● **WORK REQUIRED**:
Look through the data below and work out how many lines hold "gmail"; state only the number.

(Website and app data records)
────────────────────────────────────────

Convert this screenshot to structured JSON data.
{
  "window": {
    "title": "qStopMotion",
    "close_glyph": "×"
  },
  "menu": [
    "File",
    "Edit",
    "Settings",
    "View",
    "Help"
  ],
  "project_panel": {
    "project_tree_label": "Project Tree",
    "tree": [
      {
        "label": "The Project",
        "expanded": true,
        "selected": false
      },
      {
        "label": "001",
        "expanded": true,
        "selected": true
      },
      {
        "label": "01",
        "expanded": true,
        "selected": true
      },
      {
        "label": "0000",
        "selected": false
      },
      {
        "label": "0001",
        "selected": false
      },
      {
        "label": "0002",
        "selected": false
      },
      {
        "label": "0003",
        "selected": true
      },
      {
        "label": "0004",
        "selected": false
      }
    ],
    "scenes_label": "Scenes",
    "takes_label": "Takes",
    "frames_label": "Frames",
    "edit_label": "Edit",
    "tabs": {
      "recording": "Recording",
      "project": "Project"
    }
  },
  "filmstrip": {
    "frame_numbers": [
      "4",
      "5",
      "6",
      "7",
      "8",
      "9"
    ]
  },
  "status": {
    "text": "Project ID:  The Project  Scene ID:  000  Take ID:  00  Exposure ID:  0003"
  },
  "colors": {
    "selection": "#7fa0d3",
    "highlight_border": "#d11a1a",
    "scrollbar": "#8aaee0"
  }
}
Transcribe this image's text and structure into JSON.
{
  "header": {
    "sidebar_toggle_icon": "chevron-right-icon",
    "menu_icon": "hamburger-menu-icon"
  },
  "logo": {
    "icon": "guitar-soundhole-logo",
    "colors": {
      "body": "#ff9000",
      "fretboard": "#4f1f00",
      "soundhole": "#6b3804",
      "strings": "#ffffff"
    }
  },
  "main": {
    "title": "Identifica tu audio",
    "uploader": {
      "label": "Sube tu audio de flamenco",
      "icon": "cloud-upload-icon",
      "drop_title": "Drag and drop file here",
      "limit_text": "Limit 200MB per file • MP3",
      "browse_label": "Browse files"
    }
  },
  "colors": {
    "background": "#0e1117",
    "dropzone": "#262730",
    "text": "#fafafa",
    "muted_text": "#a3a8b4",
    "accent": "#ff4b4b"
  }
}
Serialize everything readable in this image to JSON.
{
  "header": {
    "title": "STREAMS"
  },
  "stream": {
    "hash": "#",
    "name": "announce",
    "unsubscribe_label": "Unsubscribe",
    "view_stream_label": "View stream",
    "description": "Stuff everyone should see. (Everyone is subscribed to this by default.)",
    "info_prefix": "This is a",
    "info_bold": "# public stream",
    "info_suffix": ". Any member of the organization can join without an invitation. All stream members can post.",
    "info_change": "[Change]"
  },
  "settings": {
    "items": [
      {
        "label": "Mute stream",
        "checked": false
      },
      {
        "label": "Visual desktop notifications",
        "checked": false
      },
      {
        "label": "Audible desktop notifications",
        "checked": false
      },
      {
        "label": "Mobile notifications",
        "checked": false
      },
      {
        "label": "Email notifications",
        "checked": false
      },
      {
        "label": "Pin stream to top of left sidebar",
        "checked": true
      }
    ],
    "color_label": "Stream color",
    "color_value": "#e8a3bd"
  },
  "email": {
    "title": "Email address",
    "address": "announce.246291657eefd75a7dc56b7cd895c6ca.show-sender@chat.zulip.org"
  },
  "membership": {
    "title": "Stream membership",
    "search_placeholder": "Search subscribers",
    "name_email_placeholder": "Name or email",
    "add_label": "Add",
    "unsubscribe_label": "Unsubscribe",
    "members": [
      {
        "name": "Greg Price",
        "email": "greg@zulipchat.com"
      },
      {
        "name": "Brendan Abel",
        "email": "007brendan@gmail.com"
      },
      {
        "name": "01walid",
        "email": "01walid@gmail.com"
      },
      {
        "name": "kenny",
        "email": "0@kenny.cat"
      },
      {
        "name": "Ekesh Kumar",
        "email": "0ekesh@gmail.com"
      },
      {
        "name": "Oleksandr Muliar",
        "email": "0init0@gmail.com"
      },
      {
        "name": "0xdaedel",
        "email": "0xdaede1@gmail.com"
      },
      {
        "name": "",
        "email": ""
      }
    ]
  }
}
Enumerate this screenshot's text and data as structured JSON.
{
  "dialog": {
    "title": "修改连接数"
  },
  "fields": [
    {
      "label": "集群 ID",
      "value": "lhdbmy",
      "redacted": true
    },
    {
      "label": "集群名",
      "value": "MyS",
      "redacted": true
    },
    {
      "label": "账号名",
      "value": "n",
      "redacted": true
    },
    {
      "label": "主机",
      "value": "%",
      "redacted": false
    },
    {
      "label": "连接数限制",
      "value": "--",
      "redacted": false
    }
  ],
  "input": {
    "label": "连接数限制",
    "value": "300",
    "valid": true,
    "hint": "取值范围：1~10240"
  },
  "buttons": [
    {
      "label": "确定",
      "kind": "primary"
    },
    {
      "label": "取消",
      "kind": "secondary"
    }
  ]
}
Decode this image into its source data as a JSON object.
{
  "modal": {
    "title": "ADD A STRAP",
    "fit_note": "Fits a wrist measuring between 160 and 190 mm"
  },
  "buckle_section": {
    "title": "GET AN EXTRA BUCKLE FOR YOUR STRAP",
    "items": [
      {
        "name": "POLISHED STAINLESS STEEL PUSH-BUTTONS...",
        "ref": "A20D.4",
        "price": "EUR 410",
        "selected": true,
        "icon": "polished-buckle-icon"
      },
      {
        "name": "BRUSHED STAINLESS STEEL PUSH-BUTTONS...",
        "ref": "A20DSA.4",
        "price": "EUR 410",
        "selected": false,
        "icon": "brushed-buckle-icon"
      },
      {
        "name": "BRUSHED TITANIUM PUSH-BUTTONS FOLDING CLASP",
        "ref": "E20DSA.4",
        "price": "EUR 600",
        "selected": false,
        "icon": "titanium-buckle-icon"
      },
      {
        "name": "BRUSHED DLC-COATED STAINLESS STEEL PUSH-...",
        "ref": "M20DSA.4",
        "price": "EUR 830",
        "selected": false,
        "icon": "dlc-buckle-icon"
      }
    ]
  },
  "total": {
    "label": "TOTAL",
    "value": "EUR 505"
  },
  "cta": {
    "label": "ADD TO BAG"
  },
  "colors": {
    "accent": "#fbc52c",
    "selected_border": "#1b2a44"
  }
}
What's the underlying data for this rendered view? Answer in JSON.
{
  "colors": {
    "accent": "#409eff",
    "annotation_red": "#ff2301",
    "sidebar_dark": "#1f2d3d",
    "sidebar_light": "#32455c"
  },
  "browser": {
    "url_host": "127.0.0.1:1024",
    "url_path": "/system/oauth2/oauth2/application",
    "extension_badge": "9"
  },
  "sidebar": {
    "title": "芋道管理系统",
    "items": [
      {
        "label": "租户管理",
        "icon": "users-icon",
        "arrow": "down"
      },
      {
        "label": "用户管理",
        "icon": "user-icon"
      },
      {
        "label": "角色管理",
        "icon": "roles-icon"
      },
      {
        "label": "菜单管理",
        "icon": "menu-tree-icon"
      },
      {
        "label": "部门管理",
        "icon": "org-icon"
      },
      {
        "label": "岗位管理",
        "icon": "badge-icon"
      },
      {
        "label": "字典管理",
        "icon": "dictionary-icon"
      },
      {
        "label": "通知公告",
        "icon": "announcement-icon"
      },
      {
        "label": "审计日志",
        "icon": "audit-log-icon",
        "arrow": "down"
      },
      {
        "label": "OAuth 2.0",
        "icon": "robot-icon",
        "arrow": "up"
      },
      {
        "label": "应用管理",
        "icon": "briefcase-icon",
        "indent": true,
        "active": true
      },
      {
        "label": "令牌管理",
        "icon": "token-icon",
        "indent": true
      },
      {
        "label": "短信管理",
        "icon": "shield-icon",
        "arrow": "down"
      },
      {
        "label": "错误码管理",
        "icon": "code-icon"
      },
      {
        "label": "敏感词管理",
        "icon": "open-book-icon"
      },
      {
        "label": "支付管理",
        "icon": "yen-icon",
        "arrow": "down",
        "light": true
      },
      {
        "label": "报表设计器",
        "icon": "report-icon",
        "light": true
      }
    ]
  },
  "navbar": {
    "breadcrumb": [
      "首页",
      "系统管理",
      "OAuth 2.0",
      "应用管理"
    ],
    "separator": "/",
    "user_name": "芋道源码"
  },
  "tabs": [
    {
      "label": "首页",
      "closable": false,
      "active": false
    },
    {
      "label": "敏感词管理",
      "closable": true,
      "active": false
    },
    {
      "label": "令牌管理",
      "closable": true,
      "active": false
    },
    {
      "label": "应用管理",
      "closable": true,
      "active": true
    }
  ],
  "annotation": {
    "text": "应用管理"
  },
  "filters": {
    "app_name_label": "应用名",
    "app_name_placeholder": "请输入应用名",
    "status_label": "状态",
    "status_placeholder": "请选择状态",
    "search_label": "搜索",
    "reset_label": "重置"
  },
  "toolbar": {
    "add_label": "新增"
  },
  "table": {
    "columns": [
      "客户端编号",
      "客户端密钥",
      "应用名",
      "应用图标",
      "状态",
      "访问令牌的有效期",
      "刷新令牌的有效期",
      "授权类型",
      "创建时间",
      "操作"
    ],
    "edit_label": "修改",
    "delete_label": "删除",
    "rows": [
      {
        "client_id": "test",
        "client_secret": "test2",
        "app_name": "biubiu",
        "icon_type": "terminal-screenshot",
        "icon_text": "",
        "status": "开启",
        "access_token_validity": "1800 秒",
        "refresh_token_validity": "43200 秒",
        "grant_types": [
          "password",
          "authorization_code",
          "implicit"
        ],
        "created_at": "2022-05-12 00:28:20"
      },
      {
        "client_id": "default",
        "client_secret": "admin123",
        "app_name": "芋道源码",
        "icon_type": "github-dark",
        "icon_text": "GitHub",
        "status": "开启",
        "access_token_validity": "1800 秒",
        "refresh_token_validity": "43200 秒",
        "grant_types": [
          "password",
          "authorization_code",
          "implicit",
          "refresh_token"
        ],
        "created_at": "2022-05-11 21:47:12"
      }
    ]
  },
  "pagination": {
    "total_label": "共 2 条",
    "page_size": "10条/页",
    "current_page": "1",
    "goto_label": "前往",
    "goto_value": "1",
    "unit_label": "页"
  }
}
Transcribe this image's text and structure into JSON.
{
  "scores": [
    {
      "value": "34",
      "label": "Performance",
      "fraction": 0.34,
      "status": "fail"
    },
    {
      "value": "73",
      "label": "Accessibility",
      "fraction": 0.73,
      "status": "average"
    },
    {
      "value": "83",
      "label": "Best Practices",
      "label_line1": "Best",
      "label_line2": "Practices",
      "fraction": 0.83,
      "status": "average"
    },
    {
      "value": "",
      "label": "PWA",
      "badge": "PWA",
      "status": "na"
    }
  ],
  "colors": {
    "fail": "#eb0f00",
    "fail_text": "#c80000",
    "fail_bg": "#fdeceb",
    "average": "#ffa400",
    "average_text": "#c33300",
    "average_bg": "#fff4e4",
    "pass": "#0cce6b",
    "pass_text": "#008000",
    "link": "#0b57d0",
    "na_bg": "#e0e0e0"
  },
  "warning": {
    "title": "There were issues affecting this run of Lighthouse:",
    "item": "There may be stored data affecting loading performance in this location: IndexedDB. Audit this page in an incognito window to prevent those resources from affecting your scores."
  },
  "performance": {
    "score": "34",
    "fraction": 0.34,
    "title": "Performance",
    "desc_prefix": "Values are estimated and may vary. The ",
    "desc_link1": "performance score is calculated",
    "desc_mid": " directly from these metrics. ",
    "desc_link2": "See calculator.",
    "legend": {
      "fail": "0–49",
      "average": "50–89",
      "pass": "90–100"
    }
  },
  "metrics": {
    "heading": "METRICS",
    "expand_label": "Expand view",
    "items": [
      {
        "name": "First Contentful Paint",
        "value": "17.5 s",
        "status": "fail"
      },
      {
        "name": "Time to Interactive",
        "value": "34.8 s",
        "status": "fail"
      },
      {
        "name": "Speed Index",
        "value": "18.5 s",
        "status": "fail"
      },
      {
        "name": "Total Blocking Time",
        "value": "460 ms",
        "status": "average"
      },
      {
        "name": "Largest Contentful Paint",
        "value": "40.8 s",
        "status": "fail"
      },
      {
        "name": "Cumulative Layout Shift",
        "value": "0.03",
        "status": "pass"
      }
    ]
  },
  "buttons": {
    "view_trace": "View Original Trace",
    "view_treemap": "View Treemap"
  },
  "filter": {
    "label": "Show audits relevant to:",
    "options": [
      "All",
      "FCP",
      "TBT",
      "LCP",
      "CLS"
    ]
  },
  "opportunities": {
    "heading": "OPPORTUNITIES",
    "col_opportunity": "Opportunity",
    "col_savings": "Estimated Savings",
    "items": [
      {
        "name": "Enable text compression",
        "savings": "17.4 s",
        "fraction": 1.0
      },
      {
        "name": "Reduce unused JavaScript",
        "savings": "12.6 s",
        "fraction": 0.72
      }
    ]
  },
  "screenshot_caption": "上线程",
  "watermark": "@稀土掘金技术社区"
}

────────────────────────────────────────

● **WRITTEN RESPONSE**:
5